START DATA EXTRACT

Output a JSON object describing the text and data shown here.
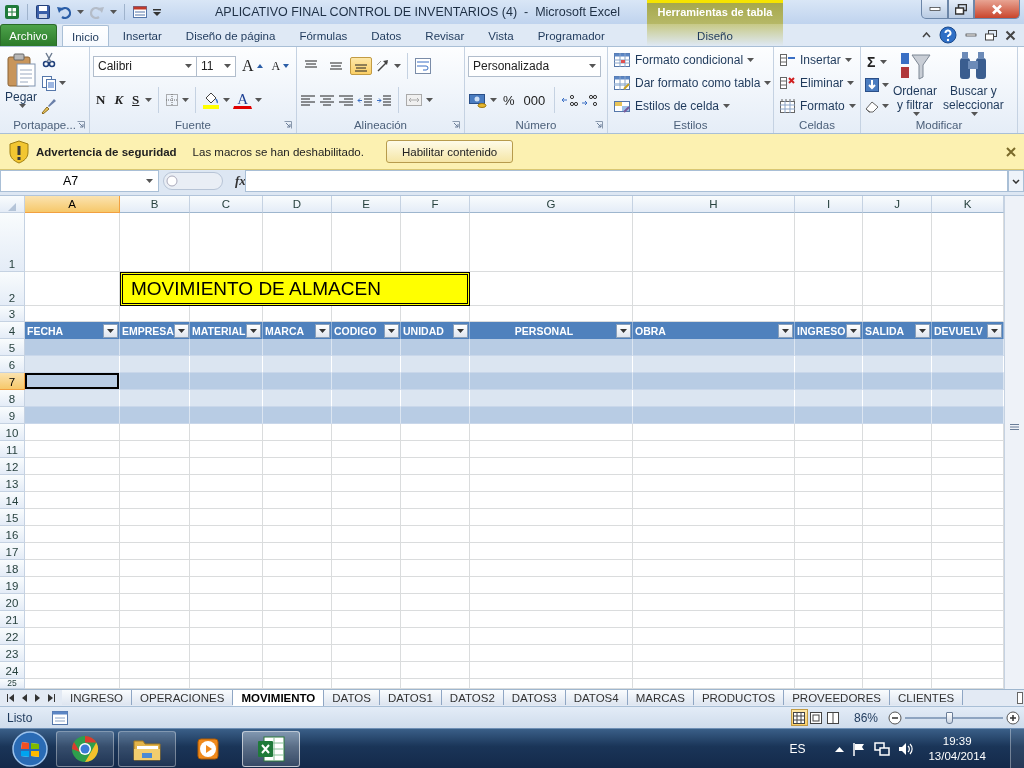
{
  "title_bar": {
    "title": "APLICATIVO FINAL CONTROL DE INVENTARIOS (4)  -  Microsoft Excel",
    "context_label": "Herramientas de tabla"
  },
  "ribbon_tabs": [
    {
      "label": "Archivo",
      "kind": "file",
      "selected": false
    },
    {
      "label": "Inicio",
      "kind": "tab",
      "selected": true
    },
    {
      "label": "Insertar",
      "kind": "tab",
      "selected": false
    },
    {
      "label": "Diseño de página",
      "kind": "tab",
      "selected": false
    },
    {
      "label": "Fórmulas",
      "kind": "tab",
      "selected": false
    },
    {
      "label": "Datos",
      "kind": "tab",
      "selected": false
    },
    {
      "label": "Revisar",
      "kind": "tab",
      "selected": false
    },
    {
      "label": "Vista",
      "kind": "tab",
      "selected": false
    },
    {
      "label": "Programador",
      "kind": "tab",
      "selected": false
    },
    {
      "label": "Diseño",
      "kind": "contextual",
      "selected": false
    }
  ],
  "ribbon": {
    "clipboard": {
      "paste": "Pegar",
      "group": "Portapape..."
    },
    "font": {
      "name": "Calibri",
      "size": "11",
      "grow": "A",
      "shrink": "A",
      "styles": [
        "N",
        "K",
        "S"
      ],
      "font_color": "A",
      "group": "Fuente"
    },
    "alignment": {
      "vertical": [
        {
          "selected": false
        },
        {
          "selected": false
        },
        {
          "selected": true
        }
      ],
      "group": "Alineación"
    },
    "number": {
      "format": "Personalizada",
      "percent": "%",
      "thousands": "000",
      "group": "Número"
    },
    "styles": {
      "items": [
        "Formato condicional",
        "Dar formato como tabla",
        "Estilos de celda"
      ],
      "group": "Estilos"
    },
    "cells": {
      "items": [
        "Insertar",
        "Eliminar",
        "Formato"
      ],
      "group": "Celdas"
    },
    "editing": {
      "sum": "Σ",
      "sort": [
        "Ordenar",
        "y filtrar"
      ],
      "find": [
        "Buscar y",
        "seleccionar"
      ],
      "group": "Modificar"
    }
  },
  "security_bar": {
    "title": "Advertencia de seguridad",
    "message": "Las macros se han deshabilitado.",
    "button": "Habilitar contenido"
  },
  "formula_bar": {
    "name_box": "A7",
    "fx": "fx"
  },
  "sheet": {
    "columns": [
      {
        "label": "A",
        "selected": true
      },
      {
        "label": "B",
        "selected": false
      },
      {
        "label": "C",
        "selected": false
      },
      {
        "label": "D",
        "selected": false
      },
      {
        "label": "E",
        "selected": false
      },
      {
        "label": "F",
        "selected": false
      },
      {
        "label": "G",
        "selected": false
      },
      {
        "label": "H",
        "selected": false
      },
      {
        "label": "I",
        "selected": false
      },
      {
        "label": "J",
        "selected": false
      },
      {
        "label": "K",
        "selected": false
      }
    ],
    "rows": [
      {
        "label": "1",
        "kind": "blank",
        "selected": false
      },
      {
        "label": "2",
        "kind": "title",
        "selected": false
      },
      {
        "label": "3",
        "kind": "blank",
        "selected": false
      },
      {
        "label": "4",
        "kind": "table-header",
        "selected": false
      },
      {
        "label": "5",
        "kind": "table-body",
        "selected": false
      },
      {
        "label": "6",
        "kind": "table-body",
        "selected": false
      },
      {
        "label": "7",
        "kind": "table-body",
        "selected": true
      },
      {
        "label": "8",
        "kind": "table-body",
        "selected": false
      },
      {
        "label": "9",
        "kind": "table-body",
        "selected": false
      },
      {
        "label": "10",
        "kind": "blank",
        "selected": false
      },
      {
        "label": "11",
        "kind": "blank",
        "selected": false
      },
      {
        "label": "12",
        "kind": "blank",
        "selected": false
      },
      {
        "label": "13",
        "kind": "blank",
        "selected": false
      },
      {
        "label": "14",
        "kind": "blank",
        "selected": false
      },
      {
        "label": "15",
        "kind": "blank",
        "selected": false
      },
      {
        "label": "16",
        "kind": "blank",
        "selected": false
      },
      {
        "label": "17",
        "kind": "blank",
        "selected": false
      },
      {
        "label": "18",
        "kind": "blank",
        "selected": false
      },
      {
        "label": "19",
        "kind": "blank",
        "selected": false
      },
      {
        "label": "20",
        "kind": "blank",
        "selected": false
      },
      {
        "label": "21",
        "kind": "blank",
        "selected": false
      },
      {
        "label": "22",
        "kind": "blank",
        "selected": false
      },
      {
        "label": "23",
        "kind": "blank",
        "selected": false
      },
      {
        "label": "24",
        "kind": "blank",
        "selected": false
      },
      {
        "label": "25",
        "kind": "blank",
        "selected": false
      }
    ],
    "title_cell": "MOVIMIENTO DE ALMACEN",
    "table_headers": [
      {
        "label": "FECHA",
        "centered": false
      },
      {
        "label": "EMPRESA",
        "centered": false
      },
      {
        "label": "MATERIAL",
        "centered": false
      },
      {
        "label": "MARCA",
        "centered": false
      },
      {
        "label": "CODIGO",
        "centered": false
      },
      {
        "label": "UNIDAD",
        "centered": false
      },
      {
        "label": "PERSONAL",
        "centered": true
      },
      {
        "label": "OBRA",
        "centered": false
      },
      {
        "label": "INGRESO",
        "centered": false
      },
      {
        "label": "SALIDA",
        "centered": false
      },
      {
        "label": "DEVUELV",
        "centered": false
      }
    ]
  },
  "sheet_tabs": [
    {
      "label": "INGRESO",
      "selected": false
    },
    {
      "label": "OPERACIONES",
      "selected": false
    },
    {
      "label": "MOVIMIENTO",
      "selected": true
    },
    {
      "label": "DATOS",
      "selected": false
    },
    {
      "label": "DATOS1",
      "selected": false
    },
    {
      "label": "DATOS2",
      "selected": false
    },
    {
      "label": "DATOS3",
      "selected": false
    },
    {
      "label": "DATOS4",
      "selected": false
    },
    {
      "label": "MARCAS",
      "selected": false
    },
    {
      "label": "PRODUCTOS",
      "selected": false
    },
    {
      "label": "PROVEEDORES",
      "selected": false
    },
    {
      "label": "CLIENTES",
      "selected": false
    }
  ],
  "status_bar": {
    "status": "Listo",
    "views": [
      {
        "selected": true
      },
      {
        "selected": false
      },
      {
        "selected": false
      }
    ],
    "zoom": "86%",
    "zoom_slider": {
      "level": 0.45
    }
  },
  "taskbar": {
    "apps": [
      {
        "kind": "browser",
        "selected": false
      },
      {
        "kind": "folder",
        "selected": false
      },
      {
        "kind": "media",
        "selected": false
      },
      {
        "kind": "spreadsheet",
        "selected": true
      }
    ],
    "language": "ES",
    "time": "19:39",
    "date": "13/04/2014"
  }
}
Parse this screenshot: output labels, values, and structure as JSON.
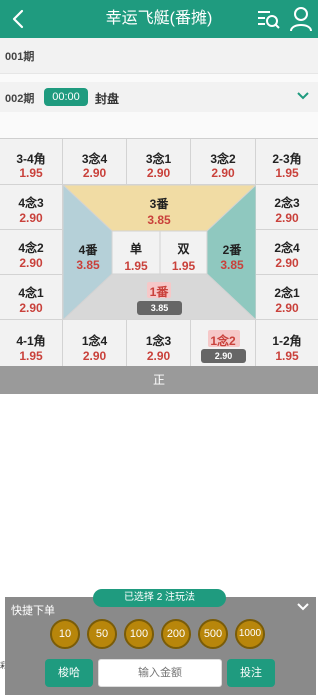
{
  "header": {
    "title": "幸运飞艇(番摊)"
  },
  "issues": {
    "prev_issue": "001期",
    "current_issue": "002期",
    "countdown": "00:00",
    "status": "封盘"
  },
  "board": {
    "top_row": [
      {
        "name": "3-4角",
        "odds": "1.95"
      },
      {
        "name": "3念4",
        "odds": "2.90"
      },
      {
        "name": "3念1",
        "odds": "2.90"
      },
      {
        "name": "3念2",
        "odds": "2.90"
      },
      {
        "name": "2-3角",
        "odds": "1.95"
      }
    ],
    "left_col": [
      {
        "name": "4念3",
        "odds": "2.90"
      },
      {
        "name": "4念2",
        "odds": "2.90"
      },
      {
        "name": "4念1",
        "odds": "2.90"
      }
    ],
    "right_col": [
      {
        "name": "2念3",
        "odds": "2.90"
      },
      {
        "name": "2念4",
        "odds": "2.90"
      },
      {
        "name": "2念1",
        "odds": "2.90"
      }
    ],
    "bottom_row": [
      {
        "name": "4-1角",
        "odds": "1.95"
      },
      {
        "name": "1念4",
        "odds": "2.90"
      },
      {
        "name": "1念3",
        "odds": "2.90"
      },
      {
        "name": "1念2",
        "odds": "2.90"
      },
      {
        "name": "1-2角",
        "odds": "1.95"
      }
    ],
    "center": {
      "fan3": {
        "name": "3番",
        "odds": "3.85"
      },
      "fan4": {
        "name": "4番",
        "odds": "3.85"
      },
      "fan2": {
        "name": "2番",
        "odds": "3.85"
      },
      "fan1": {
        "name": "1番",
        "odds": "3.85"
      },
      "odd": {
        "name": "单",
        "odds": "1.95"
      },
      "even": {
        "name": "双",
        "odds": "1.95"
      }
    },
    "colors": {
      "fan3": "#f1dca4",
      "fan4": "#b5d0d8",
      "fan2": "#8fc8bf",
      "fan1": "#d8d8d8"
    }
  },
  "zheng_label": "正",
  "quick_bet": {
    "selected_text": "已选择 2 注玩法",
    "title": "快捷下单",
    "chips": [
      "10",
      "50",
      "100",
      "200",
      "500",
      "1000"
    ],
    "reset_label": "梭哈",
    "amount_placeholder": "输入金额",
    "submit_label": "投注"
  },
  "stray_char": "彩"
}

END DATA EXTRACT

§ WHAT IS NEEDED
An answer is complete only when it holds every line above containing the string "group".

§ EXPECTED ANSWER
      "group": "Portapape..."
      "group": "Fuente"
      "group": "Alineación"
      "group": "Número"
      "group": "Estilos"
      "group": "Celdas"
      "group": "Modificar"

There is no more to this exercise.